Collected data
########################################

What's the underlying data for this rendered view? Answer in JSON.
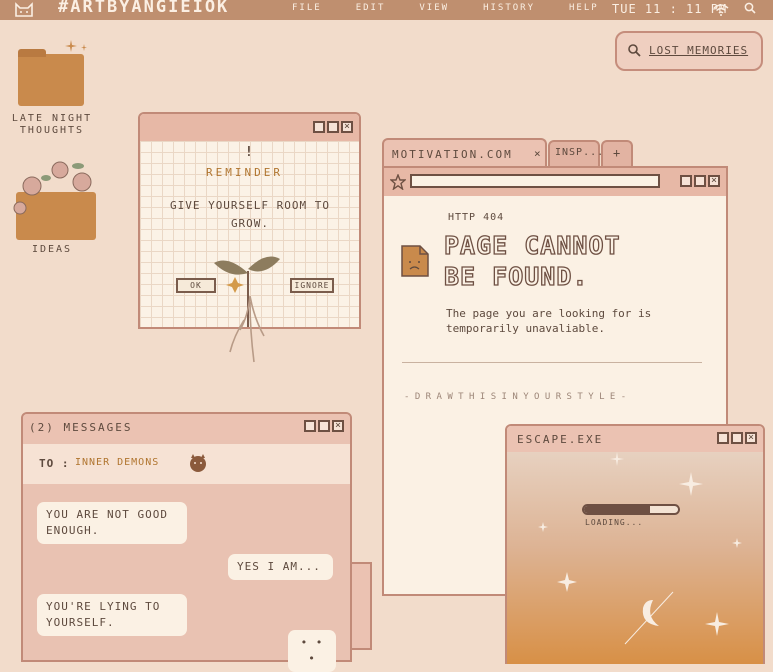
{
  "topbar": {
    "title": "#ARTBYANGIEIOK",
    "menu": [
      "FILE",
      "EDIT",
      "VIEW",
      "HISTORY",
      "HELP"
    ],
    "clock": "TUE 11 : 11 PM"
  },
  "search": {
    "text": "LOST MEMORIES"
  },
  "desktop": {
    "folder1_label": "LATE NIGHT THOUGHTS",
    "folder2_label": "IDEAS"
  },
  "reminder": {
    "mark": "!",
    "title": "REMINDER",
    "body": "GIVE YOURSELF ROOM TO GROW.",
    "ok_label": "OK",
    "ignore_label": "IGNORE"
  },
  "browser": {
    "tab1": "MOTIVATION.COM",
    "tab1_close": "×",
    "tab2": "INSP...",
    "tab_add": "+",
    "error_code": "HTTP 404",
    "heading_line1": "PAGE CANNOT",
    "heading_line2": "BE FOUND.",
    "message": "The page you are looking for is temporarily unavaliable.",
    "footer": "- D R A W  T H I S  I N  Y O U R  S T Y L E -"
  },
  "messages": {
    "title": "(2) MESSAGES",
    "to_label": "TO :",
    "to_value": "INNER DEMONS",
    "bubbles": [
      {
        "from": "left",
        "text": "YOU ARE NOT GOOD ENOUGH."
      },
      {
        "from": "right",
        "text": "YES I AM..."
      },
      {
        "from": "left",
        "text": "YOU'RE LYING TO YOURSELF."
      },
      {
        "from": "right",
        "text": "• • •"
      }
    ]
  },
  "escape": {
    "title": "ESCAPE.EXE",
    "loading_label": "LOADING...",
    "loading_progress": 0.7
  },
  "colors": {
    "desktop_bg": "#f2dccb",
    "topbar": "#bf8f6f",
    "window_bar": "#e7b8a6",
    "folder": "#c98a4c",
    "ink": "#5e4a3e"
  }
}
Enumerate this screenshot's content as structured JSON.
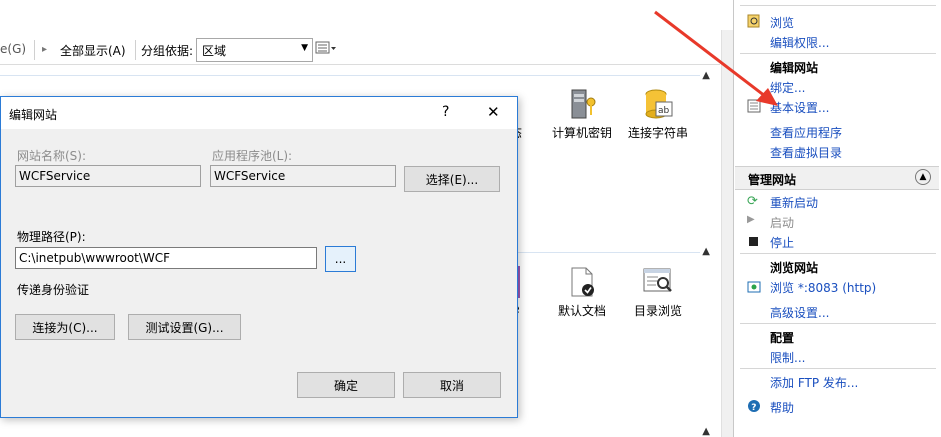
{
  "toolbar": {
    "go_label": "e(G)",
    "show_all_label": "全部显示(A)",
    "group_by_label": "分组依据:",
    "group_value": "区域"
  },
  "features": {
    "row1": [
      "态",
      "计算机密钥",
      "连接字符串"
    ],
    "row2": [
      "e",
      "默认文档",
      "目录浏览"
    ]
  },
  "actions": {
    "browse": "浏览",
    "edit_permissions": "编辑权限...",
    "edit_site_head": "编辑网站",
    "bindings": "绑定...",
    "basic_settings": "基本设置...",
    "view_apps": "查看应用程序",
    "view_vdirs": "查看虚拟目录",
    "manage_site_head": "管理网站",
    "restart": "重新启动",
    "start": "启动",
    "stop": "停止",
    "browse_site_head": "浏览网站",
    "browse_port": "浏览 *:8083 (http)",
    "advanced_settings": "高级设置...",
    "config_head": "配置",
    "limits": "限制...",
    "add_ftp": "添加 FTP 发布...",
    "help": "帮助"
  },
  "dialog": {
    "title": "编辑网站",
    "help_glyph": "?",
    "close_glyph": "✕",
    "site_name_label": "网站名称(S):",
    "site_name_value": "WCFService",
    "app_pool_label": "应用程序池(L):",
    "app_pool_value": "WCFService",
    "select_button": "选择(E)...",
    "physical_path_label": "物理路径(P):",
    "physical_path_value": "C:\\inetpub\\wwwroot\\WCF",
    "browse_button": "...",
    "pass_auth_label": "传递身份验证",
    "connect_as_button": "连接为(C)...",
    "test_settings_button": "测试设置(G)...",
    "ok_button": "确定",
    "cancel_button": "取消"
  },
  "colors": {
    "link": "#1a4fbf",
    "arrow": "#e8392a",
    "dialog_border": "#2b7bd6"
  }
}
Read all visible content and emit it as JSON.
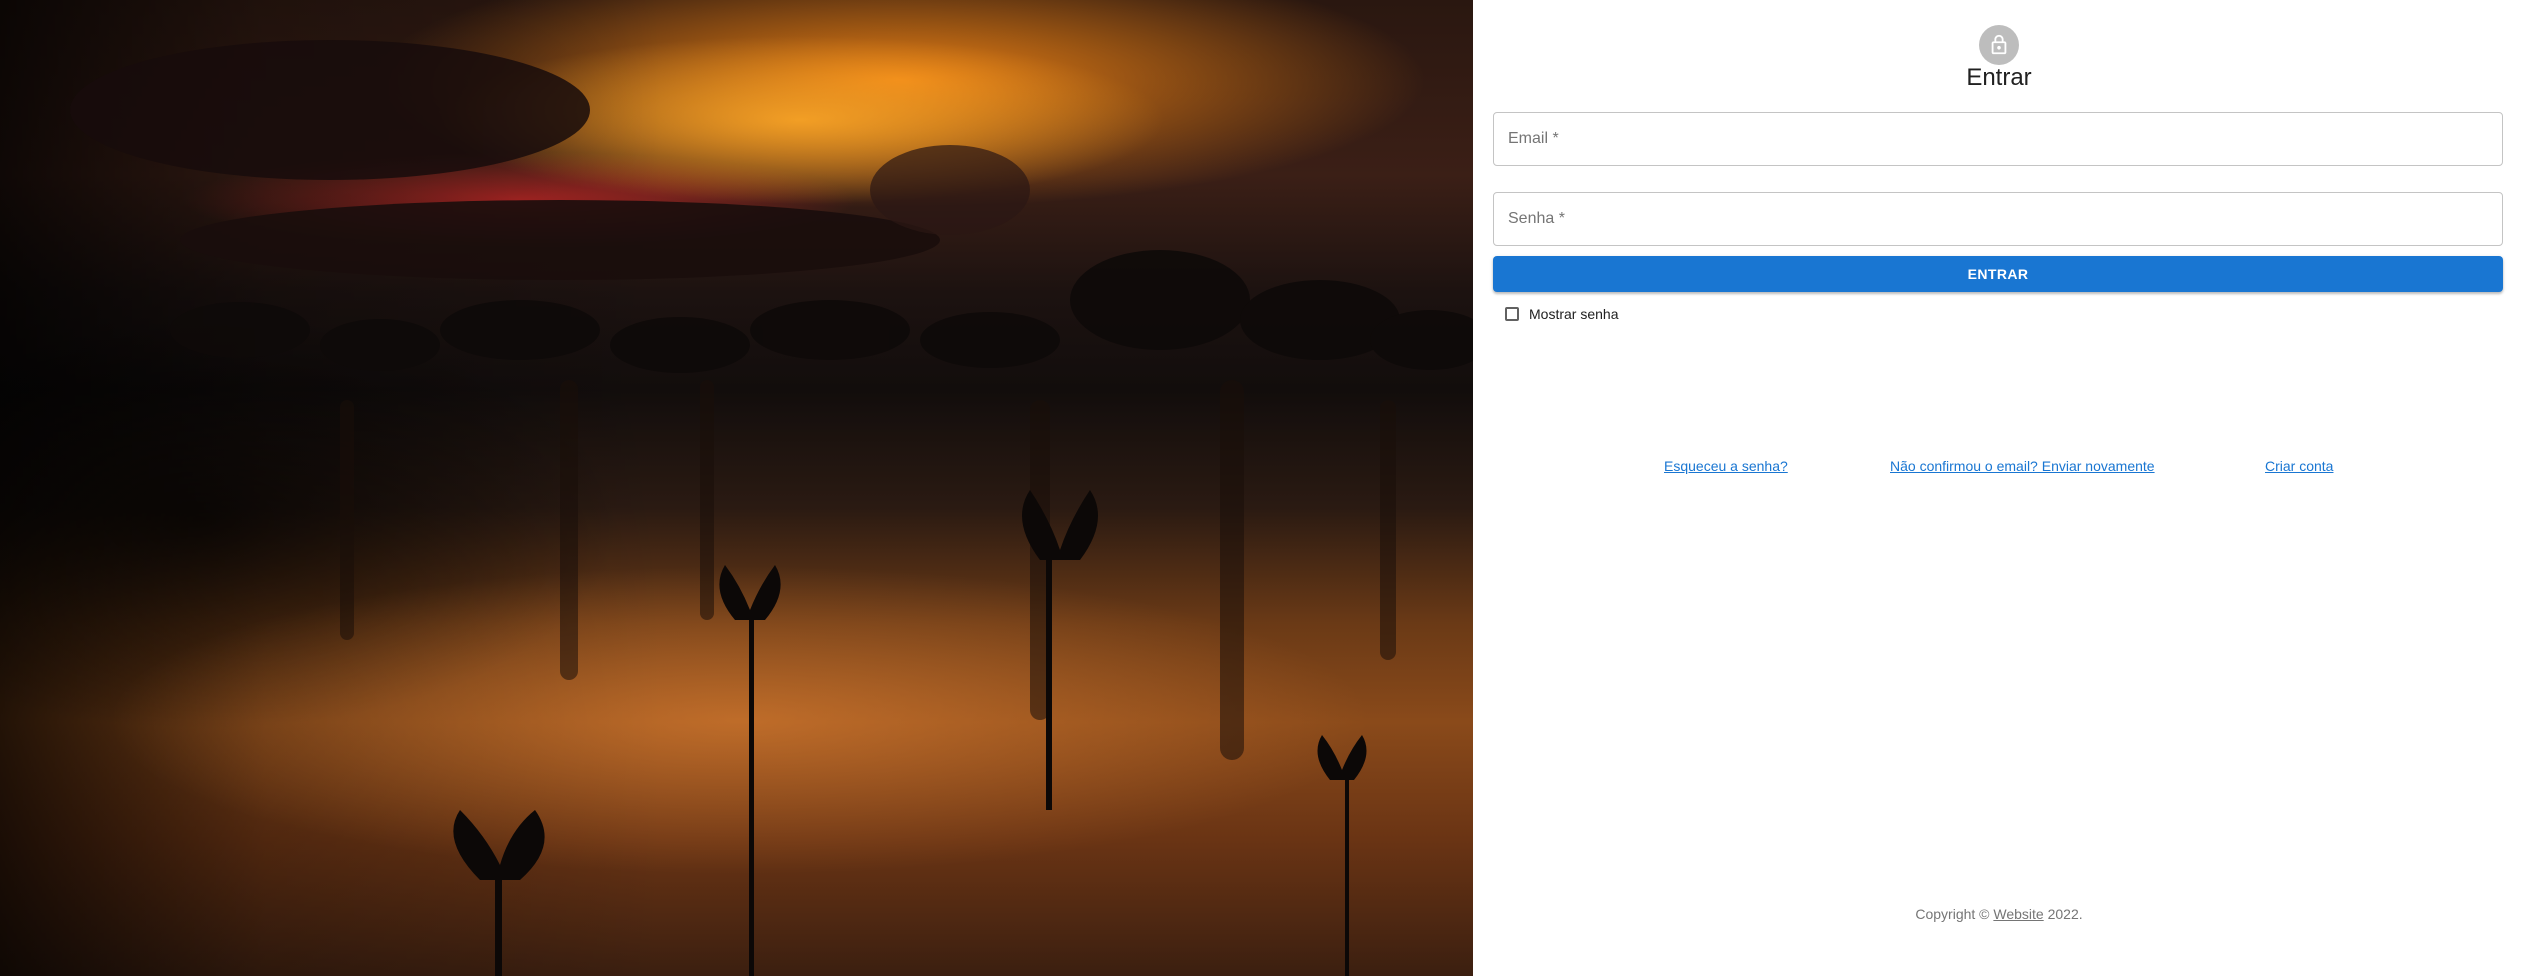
{
  "login": {
    "title": "Entrar",
    "email_placeholder": "Email *",
    "password_placeholder": "Senha *",
    "submit_label": "ENTRAR",
    "show_password_label": "Mostrar senha"
  },
  "links": {
    "forgot_password": "Esqueceu a senha?",
    "resend_confirmation": "Não confirmou o email? Enviar novamente",
    "create_account": "Criar conta"
  },
  "footer": {
    "prefix": "Copyright ©",
    "site_link": "Website",
    "year": "2022."
  },
  "icons": {
    "lock": "lock-icon"
  },
  "colors": {
    "primary": "#1976d2",
    "avatar_bg": "#bdbdbd"
  }
}
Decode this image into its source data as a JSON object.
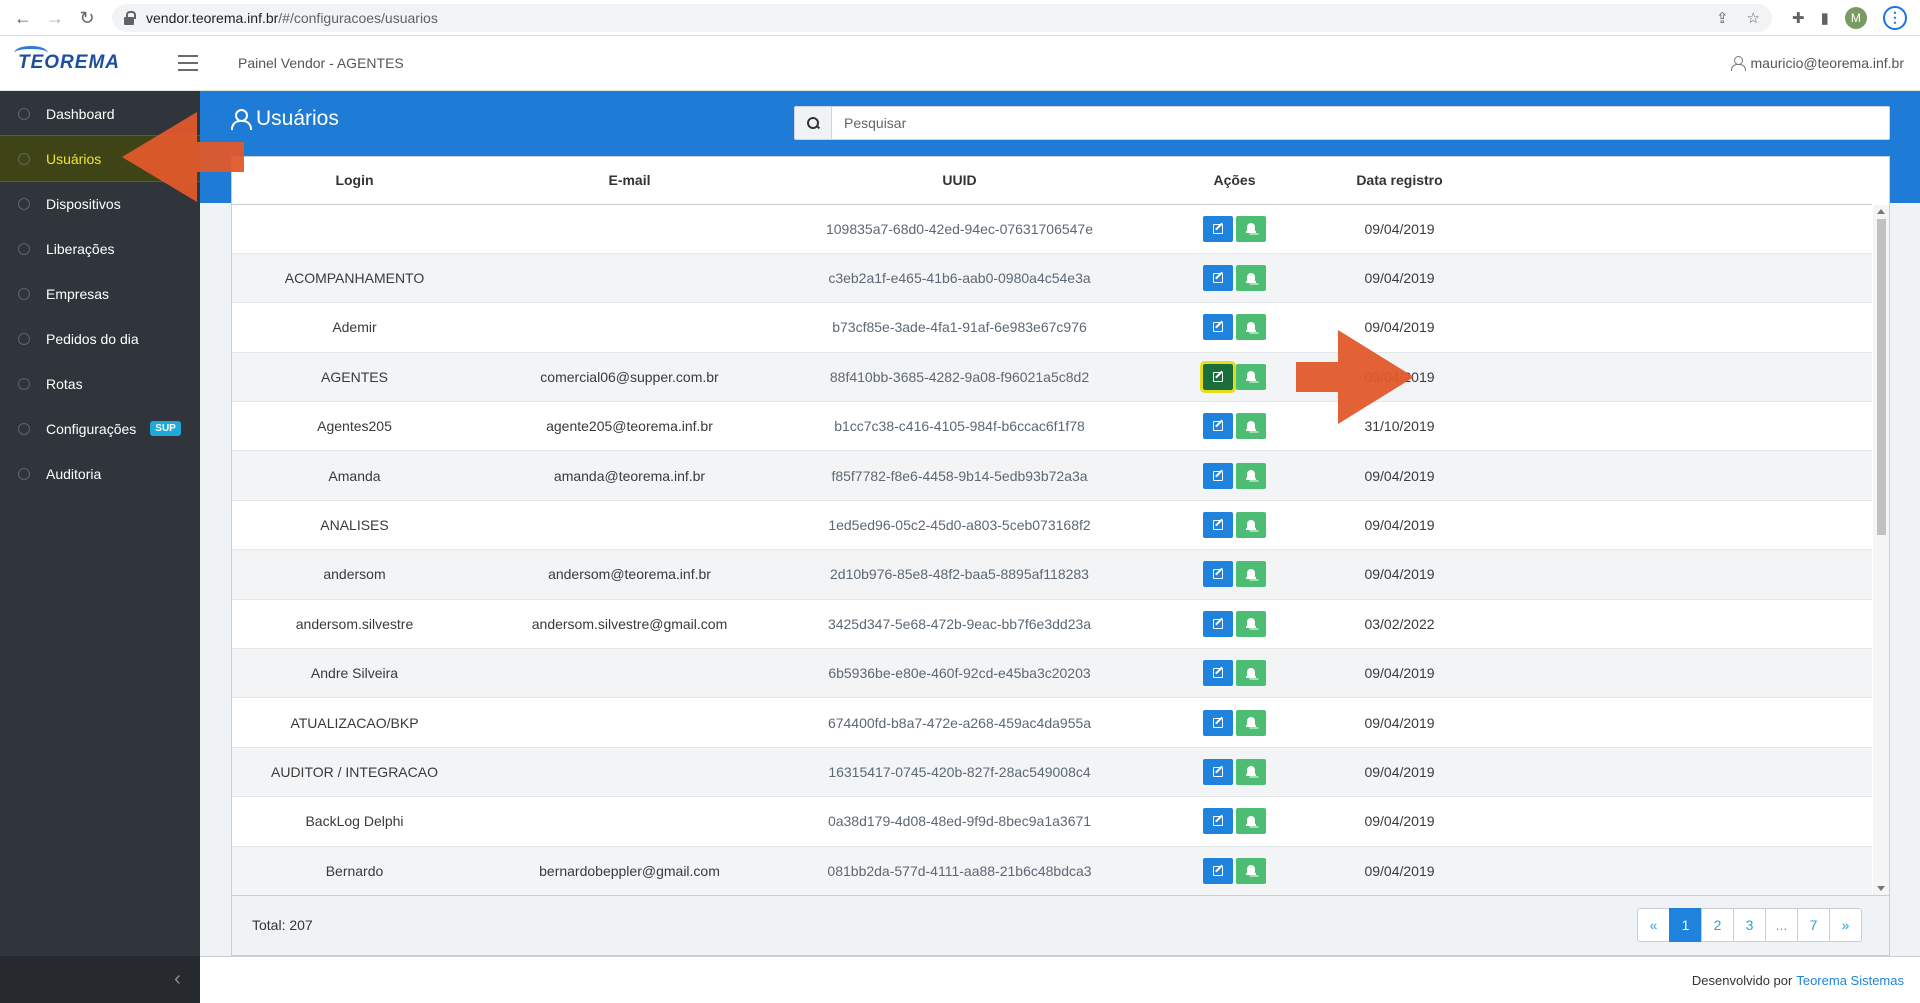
{
  "browser": {
    "url_host": "vendor.teorema.inf.br",
    "url_path": "/#/configuracoes/usuarios",
    "profile_initial": "M"
  },
  "header": {
    "logo": "TEOREMA",
    "title": "Painel Vendor - AGENTES",
    "user_email": "mauricio@teorema.inf.br"
  },
  "sidebar": {
    "items": [
      {
        "label": "Dashboard",
        "icon": "speedometer-icon"
      },
      {
        "label": "Usuários",
        "icon": "user-icon",
        "active": true
      },
      {
        "label": "Dispositivos",
        "icon": "phone-icon"
      },
      {
        "label": "Liberações",
        "icon": "key-icon"
      },
      {
        "label": "Empresas",
        "icon": "briefcase-icon"
      },
      {
        "label": "Pedidos do dia",
        "icon": "bag-icon"
      },
      {
        "label": "Rotas",
        "icon": "location-pin-icon"
      },
      {
        "label": "Configurações",
        "icon": "gear-icon",
        "badge": "SUP"
      },
      {
        "label": "Auditoria",
        "icon": "eye-icon"
      }
    ],
    "collapse_icon": "‹"
  },
  "page": {
    "title": "Usuários",
    "search_placeholder": "Pesquisar"
  },
  "table": {
    "columns": [
      "Login",
      "E-mail",
      "UUID",
      "Ações",
      "Data registro"
    ],
    "rows": [
      {
        "login": "",
        "email": "",
        "uuid": "109835a7-68d0-42ed-94ec-07631706547e",
        "date": "09/04/2019"
      },
      {
        "login": "ACOMPANHAMENTO",
        "email": "",
        "uuid": "c3eb2a1f-e465-41b6-aab0-0980a4c54e3a",
        "date": "09/04/2019"
      },
      {
        "login": "Ademir",
        "email": "",
        "uuid": "b73cf85e-3ade-4fa1-91af-6e983e67c976",
        "date": "09/04/2019"
      },
      {
        "login": "AGENTES",
        "email": "comercial06@supper.com.br",
        "uuid": "88f410bb-3685-4282-9a08-f96021a5c8d2",
        "date": "09/04/2019",
        "highlight": true
      },
      {
        "login": "Agentes205",
        "email": "agente205@teorema.inf.br",
        "uuid": "b1cc7c38-c416-4105-984f-b6ccac6f1f78",
        "date": "31/10/2019"
      },
      {
        "login": "Amanda",
        "email": "amanda@teorema.inf.br",
        "uuid": "f85f7782-f8e6-4458-9b14-5edb93b72a3a",
        "date": "09/04/2019"
      },
      {
        "login": "ANALISES",
        "email": "",
        "uuid": "1ed5ed96-05c2-45d0-a803-5ceb073168f2",
        "date": "09/04/2019"
      },
      {
        "login": "andersom",
        "email": "andersom@teorema.inf.br",
        "uuid": "2d10b976-85e8-48f2-baa5-8895af118283",
        "date": "09/04/2019"
      },
      {
        "login": "andersom.silvestre",
        "email": "andersom.silvestre@gmail.com",
        "uuid": "3425d347-5e68-472b-9eac-bb7f6e3dd23a",
        "date": "03/02/2022"
      },
      {
        "login": "Andre Silveira",
        "email": "",
        "uuid": "6b5936be-e80e-460f-92cd-e45ba3c20203",
        "date": "09/04/2019"
      },
      {
        "login": "ATUALIZACAO/BKP",
        "email": "",
        "uuid": "674400fd-b8a7-472e-a268-459ac4da955a",
        "date": "09/04/2019"
      },
      {
        "login": "AUDITOR / INTEGRACAO",
        "email": "",
        "uuid": "16315417-0745-420b-827f-28ac549008c4",
        "date": "09/04/2019"
      },
      {
        "login": "BackLog Delphi",
        "email": "",
        "uuid": "0a38d179-4d08-48ed-9f9d-8bec9a1a3671",
        "date": "09/04/2019"
      },
      {
        "login": "Bernardo",
        "email": "bernardobeppler@gmail.com",
        "uuid": "081bb2da-577d-4111-aa88-21b6c48bdca3",
        "date": "09/04/2019"
      }
    ]
  },
  "footer": {
    "total": "Total: 207",
    "pages": [
      "«",
      "1",
      "2",
      "3",
      "...",
      "7",
      "»"
    ],
    "active_page": "1",
    "credit_prefix": "Desenvolvido por",
    "credit_link": "Teorema Sistemas"
  },
  "colors": {
    "primary": "#1e7bd6",
    "success": "#4dbd74",
    "sidebar": "#2f353a",
    "annotation_arrow": "#e05a2b",
    "highlight": "#e6dc1a"
  }
}
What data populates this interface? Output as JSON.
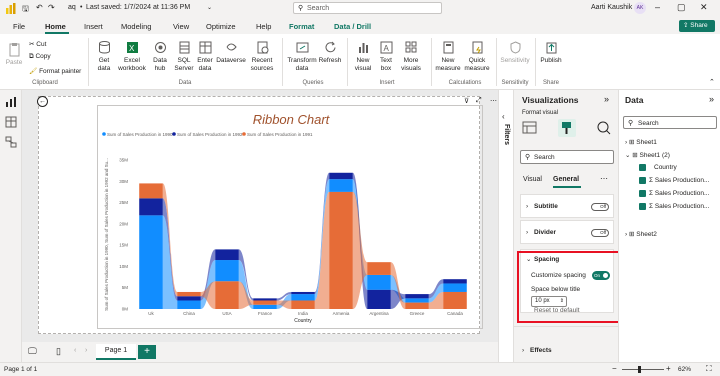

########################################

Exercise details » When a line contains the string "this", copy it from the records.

Your solution »
What's the underlying data for this rendered view? Answer in JSON.
Enumerate this screenshot's content as structured JSON.
Decode this image into its source data as a JSON object.
What data populates this interface? Output as JSON.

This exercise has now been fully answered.